**WHAT YOU HAVE TO DO:** Copy out the data below as written; omit any images.

Data about app and page elements:
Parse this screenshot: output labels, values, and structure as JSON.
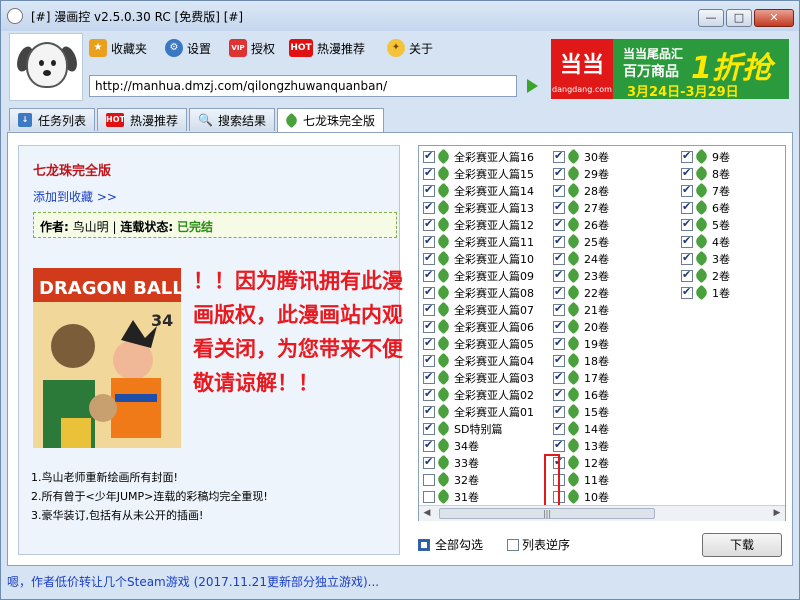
{
  "window": {
    "title": "[#] 漫画控 v2.5.0.30 RC [免费版] [#]",
    "min_glyph": "—",
    "max_glyph": "□",
    "close_glyph": "✕"
  },
  "toolbar": {
    "favorites": "收藏夹",
    "settings": "设置",
    "license": "授权",
    "hot": "热漫推荐",
    "about": "关于",
    "vip_badge": "VIP",
    "hot_badge": "HOT"
  },
  "url": "http://manhua.dmzj.com/qilongzhuwanquanban/",
  "ad": {
    "logo": "当当",
    "logo_sub": "dangdang.com",
    "line1": "当当尾品汇",
    "line2": "百万商品",
    "big": "1折抢",
    "dates": "3月24日-3月29日"
  },
  "tabs": [
    {
      "label": "任务列表"
    },
    {
      "label": "热漫推荐"
    },
    {
      "label": "搜索结果"
    },
    {
      "label": "七龙珠完全版"
    }
  ],
  "book": {
    "title": "七龙珠完全版",
    "add_fav": "添加到收藏 >>",
    "author_label": "作者:",
    "author": "鸟山明",
    "status_label": "连载状态:",
    "status": "已完结",
    "cover_text": "DRAGON BALL",
    "cover_num": "34",
    "notice": "！！因为腾讯拥有此漫画版权，此漫画站内观看关闭，为您带来不便敬请谅解！！",
    "features": [
      "1.鸟山老师重新绘画所有封面!",
      "2.所有曾于<少年JUMP>连载的彩稿均完全重现!",
      "3.豪华装订,包括有从未公开的插画!"
    ]
  },
  "chapters": {
    "col1": [
      {
        "label": "全彩赛亚人篇16",
        "checked": true
      },
      {
        "label": "全彩赛亚人篇15",
        "checked": true
      },
      {
        "label": "全彩赛亚人篇14",
        "checked": true
      },
      {
        "label": "全彩赛亚人篇13",
        "checked": true
      },
      {
        "label": "全彩赛亚人篇12",
        "checked": true
      },
      {
        "label": "全彩赛亚人篇11",
        "checked": true
      },
      {
        "label": "全彩赛亚人篇10",
        "checked": true
      },
      {
        "label": "全彩赛亚人篇09",
        "checked": true
      },
      {
        "label": "全彩赛亚人篇08",
        "checked": true
      },
      {
        "label": "全彩赛亚人篇07",
        "checked": true
      },
      {
        "label": "全彩赛亚人篇06",
        "checked": true
      },
      {
        "label": "全彩赛亚人篇05",
        "checked": true
      },
      {
        "label": "全彩赛亚人篇04",
        "checked": true
      },
      {
        "label": "全彩赛亚人篇03",
        "checked": true
      },
      {
        "label": "全彩赛亚人篇02",
        "checked": true
      },
      {
        "label": "全彩赛亚人篇01",
        "checked": true
      },
      {
        "label": "SD特别篇",
        "checked": true
      },
      {
        "label": "34卷",
        "checked": true
      },
      {
        "label": "33卷",
        "checked": true
      },
      {
        "label": "32卷",
        "checked": false
      },
      {
        "label": "31卷",
        "checked": false
      }
    ],
    "col2": [
      {
        "label": "30卷",
        "checked": true
      },
      {
        "label": "29卷",
        "checked": true
      },
      {
        "label": "28卷",
        "checked": true
      },
      {
        "label": "27卷",
        "checked": true
      },
      {
        "label": "26卷",
        "checked": true
      },
      {
        "label": "25卷",
        "checked": true
      },
      {
        "label": "24卷",
        "checked": true
      },
      {
        "label": "23卷",
        "checked": true
      },
      {
        "label": "22卷",
        "checked": true
      },
      {
        "label": "21卷",
        "checked": true
      },
      {
        "label": "20卷",
        "checked": true
      },
      {
        "label": "19卷",
        "checked": true
      },
      {
        "label": "18卷",
        "checked": true
      },
      {
        "label": "17卷",
        "checked": true
      },
      {
        "label": "16卷",
        "checked": true
      },
      {
        "label": "15卷",
        "checked": true
      },
      {
        "label": "14卷",
        "checked": true
      },
      {
        "label": "13卷",
        "checked": true
      },
      {
        "label": "12卷",
        "checked": true
      },
      {
        "label": "11卷",
        "checked": false
      },
      {
        "label": "10卷",
        "checked": false
      }
    ],
    "col3": [
      {
        "label": "9卷",
        "checked": true
      },
      {
        "label": "8卷",
        "checked": true
      },
      {
        "label": "7卷",
        "checked": true
      },
      {
        "label": "6卷",
        "checked": true
      },
      {
        "label": "5卷",
        "checked": true
      },
      {
        "label": "4卷",
        "checked": true
      },
      {
        "label": "3卷",
        "checked": true
      },
      {
        "label": "2卷",
        "checked": true
      },
      {
        "label": "1卷",
        "checked": true
      }
    ]
  },
  "options": {
    "select_all": "全部勾选",
    "reverse": "列表逆序",
    "download": "下载"
  },
  "status": "嗯，作者低价转让几个Steam游戏 (2017.11.21更新部分独立游戏)..."
}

**WORKED SOLUTION:**
Parse this screenshot: output labels, values, and structure as JSON.
{
  "window": {
    "title": "[#] 漫画控 v2.5.0.30 RC [免费版] [#]",
    "min_glyph": "—",
    "max_glyph": "□",
    "close_glyph": "✕"
  },
  "toolbar": {
    "favorites": "收藏夹",
    "settings": "设置",
    "license": "授权",
    "hot": "热漫推荐",
    "about": "关于",
    "vip_badge": "VIP",
    "hot_badge": "HOT"
  },
  "url": "http://manhua.dmzj.com/qilongzhuwanquanban/",
  "ad": {
    "logo": "当当",
    "logo_sub": "dangdang.com",
    "line1": "当当尾品汇",
    "line2": "百万商品",
    "big": "1折抢",
    "dates": "3月24日-3月29日"
  },
  "tabs": [
    {
      "label": "任务列表"
    },
    {
      "label": "热漫推荐"
    },
    {
      "label": "搜索结果"
    },
    {
      "label": "七龙珠完全版"
    }
  ],
  "book": {
    "title": "七龙珠完全版",
    "add_fav": "添加到收藏 >>",
    "author_label": "作者:",
    "author": "鸟山明",
    "status_label": "连载状态:",
    "status": "已完结",
    "cover_text": "DRAGON BALL",
    "cover_num": "34",
    "notice": "！！因为腾讯拥有此漫画版权，此漫画站内观看关闭，为您带来不便敬请谅解！！",
    "features": [
      "1.鸟山老师重新绘画所有封面!",
      "2.所有曾于<少年JUMP>连载的彩稿均完全重现!",
      "3.豪华装订,包括有从未公开的插画!"
    ]
  },
  "chapters": {
    "col1": [
      {
        "label": "全彩赛亚人篇16",
        "checked": true
      },
      {
        "label": "全彩赛亚人篇15",
        "checked": true
      },
      {
        "label": "全彩赛亚人篇14",
        "checked": true
      },
      {
        "label": "全彩赛亚人篇13",
        "checked": true
      },
      {
        "label": "全彩赛亚人篇12",
        "checked": true
      },
      {
        "label": "全彩赛亚人篇11",
        "checked": true
      },
      {
        "label": "全彩赛亚人篇10",
        "checked": true
      },
      {
        "label": "全彩赛亚人篇09",
        "checked": true
      },
      {
        "label": "全彩赛亚人篇08",
        "checked": true
      },
      {
        "label": "全彩赛亚人篇07",
        "checked": true
      },
      {
        "label": "全彩赛亚人篇06",
        "checked": true
      },
      {
        "label": "全彩赛亚人篇05",
        "checked": true
      },
      {
        "label": "全彩赛亚人篇04",
        "checked": true
      },
      {
        "label": "全彩赛亚人篇03",
        "checked": true
      },
      {
        "label": "全彩赛亚人篇02",
        "checked": true
      },
      {
        "label": "全彩赛亚人篇01",
        "checked": true
      },
      {
        "label": "SD特别篇",
        "checked": true
      },
      {
        "label": "34卷",
        "checked": true
      },
      {
        "label": "33卷",
        "checked": true
      },
      {
        "label": "32卷",
        "checked": false
      },
      {
        "label": "31卷",
        "checked": false
      }
    ],
    "col2": [
      {
        "label": "30卷",
        "checked": true
      },
      {
        "label": "29卷",
        "checked": true
      },
      {
        "label": "28卷",
        "checked": true
      },
      {
        "label": "27卷",
        "checked": true
      },
      {
        "label": "26卷",
        "checked": true
      },
      {
        "label": "25卷",
        "checked": true
      },
      {
        "label": "24卷",
        "checked": true
      },
      {
        "label": "23卷",
        "checked": true
      },
      {
        "label": "22卷",
        "checked": true
      },
      {
        "label": "21卷",
        "checked": true
      },
      {
        "label": "20卷",
        "checked": true
      },
      {
        "label": "19卷",
        "checked": true
      },
      {
        "label": "18卷",
        "checked": true
      },
      {
        "label": "17卷",
        "checked": true
      },
      {
        "label": "16卷",
        "checked": true
      },
      {
        "label": "15卷",
        "checked": true
      },
      {
        "label": "14卷",
        "checked": true
      },
      {
        "label": "13卷",
        "checked": true
      },
      {
        "label": "12卷",
        "checked": true
      },
      {
        "label": "11卷",
        "checked": false
      },
      {
        "label": "10卷",
        "checked": false
      }
    ],
    "col3": [
      {
        "label": "9卷",
        "checked": true
      },
      {
        "label": "8卷",
        "checked": true
      },
      {
        "label": "7卷",
        "checked": true
      },
      {
        "label": "6卷",
        "checked": true
      },
      {
        "label": "5卷",
        "checked": true
      },
      {
        "label": "4卷",
        "checked": true
      },
      {
        "label": "3卷",
        "checked": true
      },
      {
        "label": "2卷",
        "checked": true
      },
      {
        "label": "1卷",
        "checked": true
      }
    ]
  },
  "options": {
    "select_all": "全部勾选",
    "reverse": "列表逆序",
    "download": "下载"
  },
  "status": "嗯，作者低价转让几个Steam游戏 (2017.11.21更新部分独立游戏)..."
}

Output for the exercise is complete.